searches. Queries that need temporary tables are also faster, and indexes
using wide columns such as "last_name, first_name" benefit from a new
storage scheme. The bottom line is you don't have to work so hard to
optimize SQL commands; the server will do it for you.
The bad news is that improvements aren't guaranteed. A rewrite brings
behavior changes, and in some rare cases queries actually run slower on
version 8. These "queries from hell" are being dealt with as they turn up; I
know this for a fact, having reported some of my own nasty SQL.
There's a do-it-yourself fix for most of the performance
disappointments, however. Just change a database option with this command in
SET OPTION PUBLIC.Optimization_goal = 'All-rows';
This tells the server to pick execution plans that favor the retrieval
of entire result sets. This option didn't matter in earlier versions of ASA,
but now it's critically important. The current default value "First-row" is
wrong for most applications and it's going to be changed to "All-rows" in
Sometimes, however, it's up to you to make a SQL statement run faster.
For example, an index on "last_name, first_name" won't help a search on
first name (try finding all the "Susans" in the phone book). In these
situations there's nothing ASA or any other database server can do without
your help, and that's where the new graphical plan display comes in.
Figure 1 shows a SELECT where two tables are being scanned sequentially.
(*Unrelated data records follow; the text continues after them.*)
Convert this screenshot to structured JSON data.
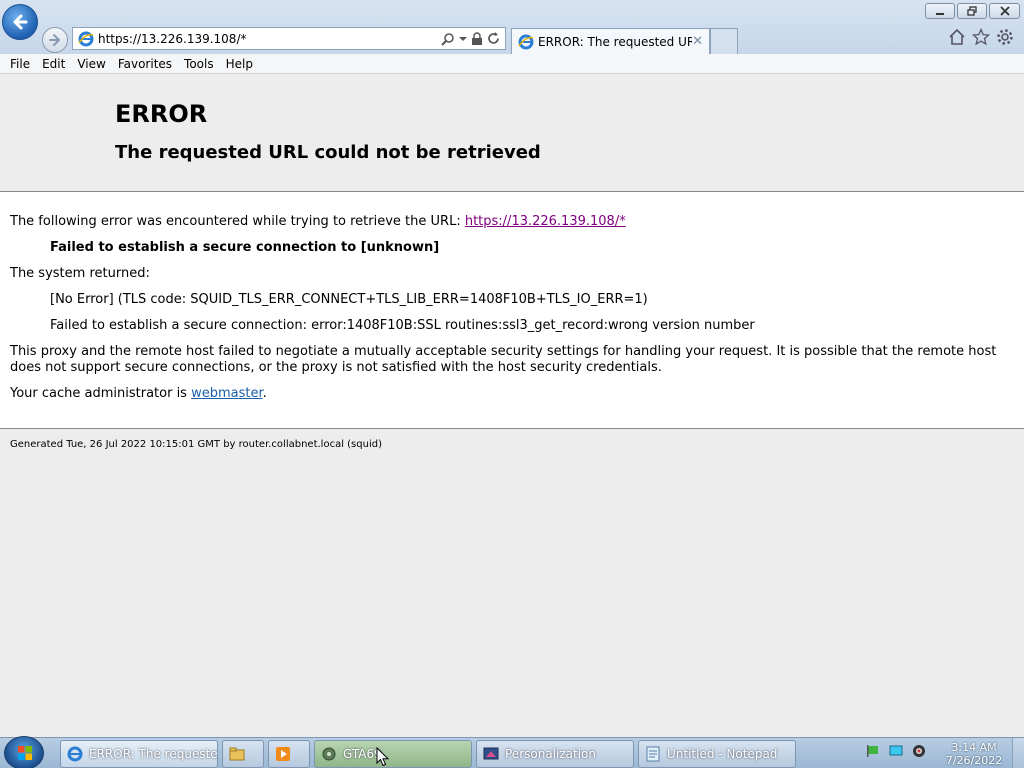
{
  "browser": {
    "address_url": "https://13.226.139.108/*",
    "tab_title": "ERROR: The requested URL c..."
  },
  "menu": [
    "File",
    "Edit",
    "View",
    "Favorites",
    "Tools",
    "Help"
  ],
  "page": {
    "title": "ERROR",
    "subtitle": "The requested URL could not be retrieved",
    "intro_text": "The following error was encountered while trying to retrieve the URL: ",
    "intro_link": "https://13.226.139.108/*",
    "failed_msg": "Failed to establish a secure connection to [unknown]",
    "system_returned": "The system returned:",
    "tls_code": "[No Error] (TLS code: SQUID_TLS_ERR_CONNECT+TLS_LIB_ERR=1408F10B+TLS_IO_ERR=1)",
    "ssl_error": "Failed to establish a secure connection: error:1408F10B:SSL routines:ssl3_get_record:wrong version number",
    "explanation": "This proxy and the remote host failed to negotiate a mutually acceptable security settings for handling your request. It is possible that the remote host does not support secure connections, or the proxy is not satisfied with the host security credentials.",
    "admin_prefix": "Your cache administrator is ",
    "admin_link": "webmaster",
    "admin_suffix": ".",
    "generated": "Generated Tue, 26 Jul 2022 10:15:01 GMT by router.collabnet.local (squid)"
  },
  "taskbar": {
    "tasks": [
      {
        "label": "ERROR: The requeste...",
        "icon": "ie-icon"
      },
      {
        "label": "",
        "icon": "explorer-icon"
      },
      {
        "label": "",
        "icon": "media-player-icon"
      },
      {
        "label": "GTA69",
        "icon": "gta-icon"
      },
      {
        "label": "Personalization",
        "icon": "personalization-icon"
      },
      {
        "label": "Untitled - Notepad",
        "icon": "notepad-icon"
      }
    ],
    "clock_time": "3:14 AM",
    "clock_date": "7/26/2022"
  },
  "colors": {
    "link_visited": "#800080",
    "link": "#1a5fa8",
    "taskbar": "#9bb7d4"
  }
}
The graphical plan shows how the server handles the query, including
estimated and actual runtime statistics, giving you more than enough
information to help make decisions about indexes and other improvements.
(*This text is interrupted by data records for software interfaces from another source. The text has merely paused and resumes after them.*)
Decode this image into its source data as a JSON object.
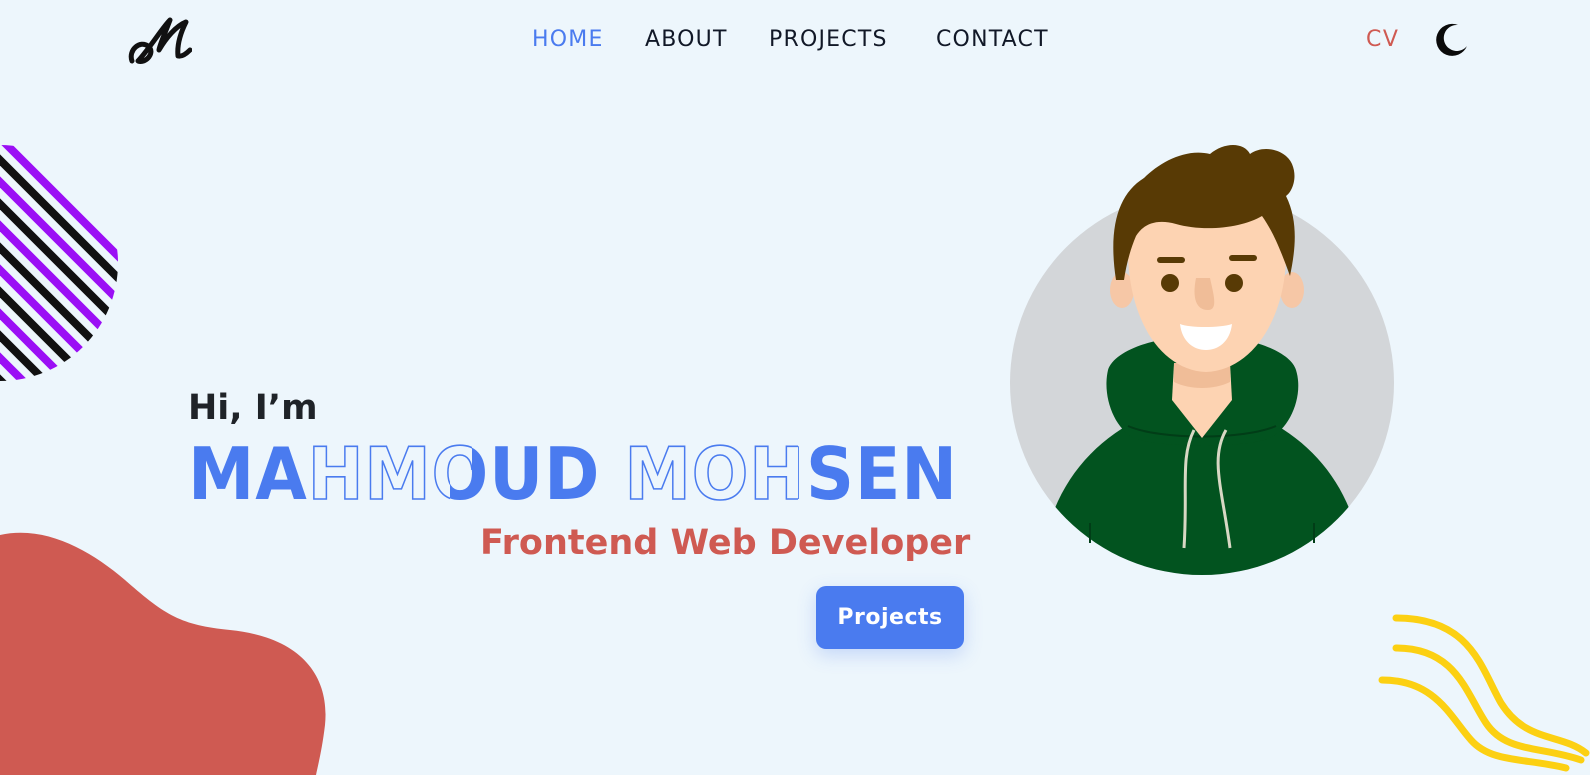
{
  "header": {
    "logo_text": "M",
    "nav": [
      {
        "label": "HOME",
        "active": true
      },
      {
        "label": "ABOUT",
        "active": false
      },
      {
        "label": "PROJECTS",
        "active": false
      },
      {
        "label": "CONTACT",
        "active": false
      }
    ],
    "cv_label": "CV",
    "theme_toggle_icon": "moon-icon"
  },
  "hero": {
    "greeting": "Hi, I’m",
    "name": "MAHMOUD MOHSEN",
    "role": "Frontend Web Developer",
    "projects_button_label": "Projects"
  },
  "colors": {
    "background": "#edf6fc",
    "accent_blue": "#4a7bef",
    "accent_red": "#cf5a52",
    "nav_text": "#111827",
    "deco_purple": "#9b0ff5",
    "deco_yellow": "#fcd012",
    "avatar_bg": "#d3d6d9",
    "hoodie_green": "#02531f",
    "hair_brown": "#583a05"
  },
  "icons": {
    "logo": "m-signature-logo",
    "theme": "moon-icon"
  }
}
The graphical plan is interactive: it lets you pick the main select and
subqueries for display, and click on individual nodes in the plan to see the
details in the right-hand panel or a popup box. You can even save the
graphical plan in an XML file for later display without connecting to the
database, a real time-saver when you're dealing with distributed databases
or you need someone else's advice about optimization.
Version 8 also comes with a new execution profiler to help you find slow
SQL statements. Experience shows that a few statements take up a lot of the
time in most applications. Not only that, but it's almost impossible to
predict which statements will be the slow ones.
The execution profiler lets you find the troublemakers inside stored
procedures, even inside triggers and user-defined functions called from
Figure 2 shows an example in which 45% of the total time was spent
executing a single DELETE statement. Hundreds of other statements took
almost no time to execute, so no matter how efficient or inefficient they
were, they didn't need attention. Just this DELETE that turned out to be
unnecessary: it removed temporary data stored in a permanent table. A simple
design change to use a temporary table eliminated the need for the DELETE
The speed and usability of the Java-based administrative tools Sybase
Central and Interactive SQL have been greatly improved. The native C version
of ISQL still ships with the product, but only the Java tools have cool
features like the two new editors for queries and result sets. Figure 3
shows a join of two tables where you can edit and save changes to the
database. You can insert, delete, and update rows; copy and paste to and
from columns; and confirm or cancel each change all without writing any
code other than a SELECT.
The performance improvements in version 8 are moving ASA into the world
of enterprise databases. ASA is inexpensive and easy to administer, as well
as being developer-friendly a viable alternative to Oracle, SQL Server,
DB2, and ASE.
Phone: 800 801-2069
Windows 95/98/Me/NT/2000/XP/CE, Netware, Compaq Tru64 Unix, IBM AIX, HP-UX,
Sun Solaris, Caldera, Mandrake, Red Hat, SuSE, TurboLinux, Windows 98, and
SQL Anywhere Studio 8.0 (Developer Edition) $399
Breck Carter [email protected]